Body Dysmorphic Disorder, or BDD, isn’t talked about much, but it should be. We all have our insecurities, or those physical features that, given a magic wand, we’d change for the better. But when that insecurity becomes something affects our thoughts and behaviour everyday, this sympton can be a warning sign for body dysmorphia that needs treatment.
Like it’s more famous cousin, Obsessive Compulsive Disorder, BDD can affect men as well as women. “I’ve always seen men and women with it at quite equal proportions,” explains Claudia Prothero, a psychologist, BDD expert and founder of CBT Anglia clinic at The Chelmsford Wellbeing Centre in Essex. “It comes from obsession and perfectionism, which isn’t gender specific.”
Fortunately, awareness about this condition is on the rise, but there is still a long way to go, and all too often sufferers are dismissed as vain or self-involved when really they are in need of help. Here are some essential warning signs to look out for:

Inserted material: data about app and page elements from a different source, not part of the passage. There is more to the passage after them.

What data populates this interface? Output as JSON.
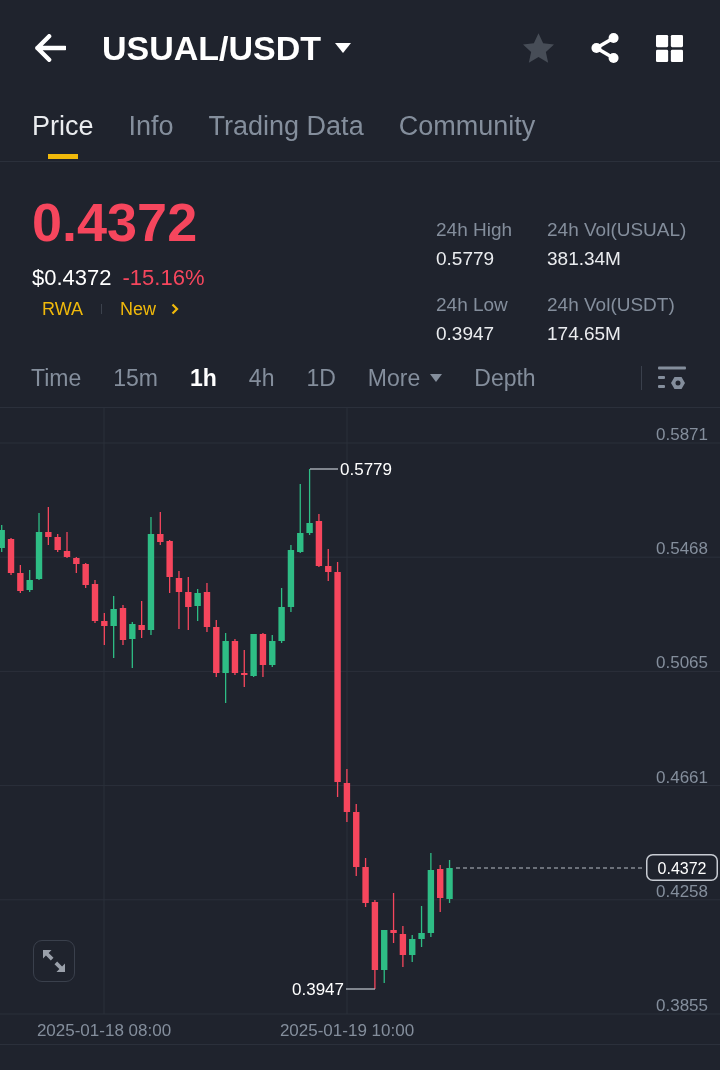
{
  "header": {
    "title": "USUAL/USDT",
    "favorited": false
  },
  "tabs": [
    {
      "label": "Price",
      "selected": true
    },
    {
      "label": "Info",
      "selected": false
    },
    {
      "label": "Trading Data",
      "selected": false
    },
    {
      "label": "Community",
      "selected": false
    }
  ],
  "price": {
    "last": "0.4372",
    "falling": true,
    "usd": "$0.4372",
    "change": "-15.16%",
    "tags": [
      {
        "label": "RWA",
        "kind": "tag"
      },
      {
        "label": "New",
        "kind": "link"
      }
    ]
  },
  "stats": [
    {
      "label": "24h High",
      "value": "0.5779"
    },
    {
      "label": "24h Vol(USUAL)",
      "value": "381.34M"
    },
    {
      "label": "24h Low",
      "value": "0.3947"
    },
    {
      "label": "24h Vol(USDT)",
      "value": "174.65M"
    }
  ],
  "intervals": [
    {
      "label": "Time",
      "kind": "interval",
      "selected": false
    },
    {
      "label": "15m",
      "kind": "interval",
      "selected": false
    },
    {
      "label": "1h",
      "kind": "interval",
      "selected": true
    },
    {
      "label": "4h",
      "kind": "interval",
      "selected": false
    },
    {
      "label": "1D",
      "kind": "interval",
      "selected": false
    },
    {
      "label": "More",
      "kind": "menu",
      "selected": false
    },
    {
      "label": "Depth",
      "kind": "interval",
      "selected": false
    }
  ],
  "chart": {
    "y_axis_labels": [
      "0.5871",
      "0.5468",
      "0.5065",
      "0.4661",
      "0.4258",
      "0.3855"
    ],
    "x_axis_labels": [
      "2025-01-18 08:00",
      "2025-01-19 10:00"
    ],
    "high_label": "0.5779",
    "low_label": "0.3947",
    "last_price_label": "0.4372"
  }
}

Obsessing over mirrors
BDD sufferers will either go to great lengths to avoid mirrors completely, or repeatedly check their reflection. “I’m talking 200 or 300 times a day,” says Claudia. “And then you get a mixture of the two – people avoid the mirror but then if they accidentally see themselves they then can’t get out of the mirror.” See also obsessing over selfies.
Their perceived imperfection dominates thoughts…
Claudia explains that while most people have something about themselves they’re not keen on, BDD sufferers will spend 90-100% of their time thinking about their perceived imperfection. “It’s very irrational,” she says.
… and becomes incredibly distressing
Symptoms of anxiety and panicking are common for body dysmorphia sufferers, especially when it comes to their perceived imperfections. “Someone with BDD will get really distressed when they have to think about the thing they are obsessing over,” explains Claudia.
Seeing something that isn’t there
A typical body dysmorphic disoder symptom for the mirror version of yourself to be nothing like what the people around them see. “For most [BDD sufferers], it’s not related to their actual looks,” Claudia says. “But they genuinely see themselves as grotesque and they think if they go out in public people will be revolted by them.”
Obsessing over remedies or finding new problems
“Part of the behaviour is continually looking for beauty or cosmetic way to correct the problem,” Claudia say. “Definitely someone who has repeated surgery is a big risk factor. You’ll find that even if [a patient] corrects whatever it is, say the nose, either they then become unhappy with the correction and they have to go and have repeated nose jobs, or they just refocus on a different are of their body.”
So what can you do if someone close is showing these symptoms?
The first thing Claudia says is that it’s important not to get caught up trying to reassure the person that they have nothing to worry about. “It doesn’t work,” she explains. “It’s a natural reaction, but it’s a road to nowhere and it just makes the patient think about [for example] their nose even more.” Instead, Claudia says it’s better to gently change the subject to something completely unrelated.
Then it’s important to get professional treatment. The Body Dysmorphic Disorder Foundation says a combination of anti-anxiety medication and cognitive behavioural therapy (CBT) with a professional with experience working with the illness can have a big improvements on symptoms.